Input for this task START

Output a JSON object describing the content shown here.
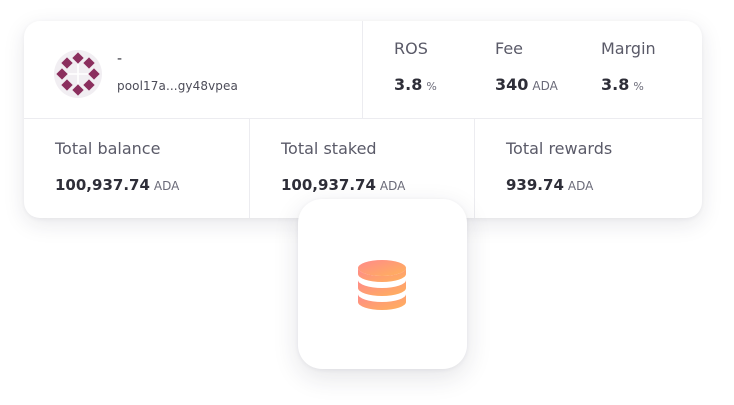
{
  "pool": {
    "name": "-",
    "id": "pool17a...gy48vpea",
    "avatar_icon": "pool-logo-icon"
  },
  "stats": {
    "ros": {
      "label": "ROS",
      "value": "3.8",
      "unit": "%"
    },
    "fee": {
      "label": "Fee",
      "value": "340",
      "unit": "ADA"
    },
    "margin": {
      "label": "Margin",
      "value": "3.8",
      "unit": "%"
    }
  },
  "totals": {
    "balance": {
      "label": "Total balance",
      "value": "100,937.74",
      "unit": "ADA"
    },
    "staked": {
      "label": "Total staked",
      "value": "100,937.74",
      "unit": "ADA"
    },
    "rewards": {
      "label": "Total rewards",
      "value": "939.74",
      "unit": "ADA"
    }
  },
  "tile": {
    "icon": "coin-stack-icon"
  },
  "colors": {
    "logo": "#8b2f5e",
    "gradient_start": "#ff8a8a",
    "gradient_end": "#ffb25a",
    "divider": "#ececf0"
  }
}
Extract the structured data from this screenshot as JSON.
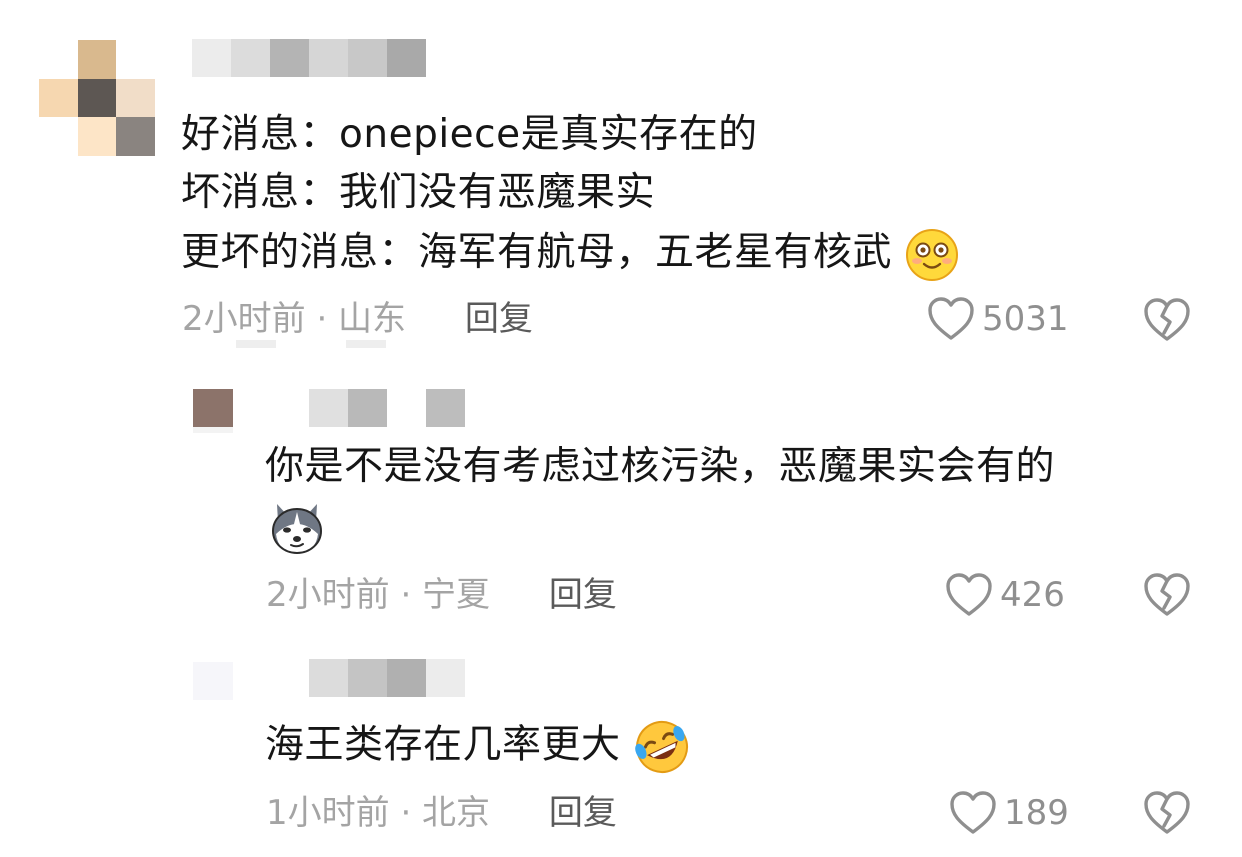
{
  "comments": [
    {
      "lines": [
        "好消息：onepiece是真实存在的",
        "坏消息：我们没有恶魔果实",
        "更坏的消息：海军有航母，五老星有核武"
      ],
      "time_location": "2小时前 · 山东",
      "reply_label": "回复",
      "likes": "5031",
      "emoji_icon": "smiling-face-emoji"
    },
    {
      "lines": [
        "你是不是没有考虑过核污染，恶魔果实会有的"
      ],
      "time_location": "2小时前 · 宁夏",
      "reply_label": "回复",
      "likes": "426",
      "emoji_icon": "husky-dog-emoji"
    },
    {
      "lines": [
        "海王类存在几率更大"
      ],
      "time_location": "1小时前 · 北京",
      "reply_label": "回复",
      "likes": "189",
      "emoji_icon": "rolling-laughing-emoji"
    }
  ],
  "colors": {
    "text": "#161616",
    "meta": "#a4a4a4",
    "reply": "#5a5a5a",
    "icon": "#8f8f8f"
  }
}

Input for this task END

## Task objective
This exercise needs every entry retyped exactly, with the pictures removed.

## Solution below
Output a JSON object describing the content shown here.
{
  "pool": {
    "name": "-",
    "id": "pool17a...gy48vpea",
    "avatar_icon": "pool-logo-icon"
  },
  "stats": {
    "ros": {
      "label": "ROS",
      "value": "3.8",
      "unit": "%"
    },
    "fee": {
      "label": "Fee",
      "value": "340",
      "unit": "ADA"
    },
    "margin": {
      "label": "Margin",
      "value": "3.8",
      "unit": "%"
    }
  },
  "totals": {
    "balance": {
      "label": "Total balance",
      "value": "100,937.74",
      "unit": "ADA"
    },
    "staked": {
      "label": "Total staked",
      "value": "100,937.74",
      "unit": "ADA"
    },
    "rewards": {
      "label": "Total rewards",
      "value": "939.74",
      "unit": "ADA"
    }
  },
  "tile": {
    "icon": "coin-stack-icon"
  },
  "colors": {
    "logo": "#8b2f5e",
    "gradient_start": "#ff8a8a",
    "gradient_end": "#ffb25a",
    "divider": "#ececf0"
  }
}
Extract the structured data from this screenshot as JSON.
{
  "comments": [
    {
      "lines": [
        "好消息：onepiece是真实存在的",
        "坏消息：我们没有恶魔果实",
        "更坏的消息：海军有航母，五老星有核武"
      ],
      "time_location": "2小时前 · 山东",
      "reply_label": "回复",
      "likes": "5031",
      "emoji_icon": "smiling-face-emoji"
    },
    {
      "lines": [
        "你是不是没有考虑过核污染，恶魔果实会有的"
      ],
      "time_location": "2小时前 · 宁夏",
      "reply_label": "回复",
      "likes": "426",
      "emoji_icon": "husky-dog-emoji"
    },
    {
      "lines": [
        "海王类存在几率更大"
      ],
      "time_location": "1小时前 · 北京",
      "reply_label": "回复",
      "likes": "189",
      "emoji_icon": "rolling-laughing-emoji"
    }
  ],
  "colors": {
    "text": "#161616",
    "meta": "#a4a4a4",
    "reply": "#5a5a5a",
    "icon": "#8f8f8f"
  }
}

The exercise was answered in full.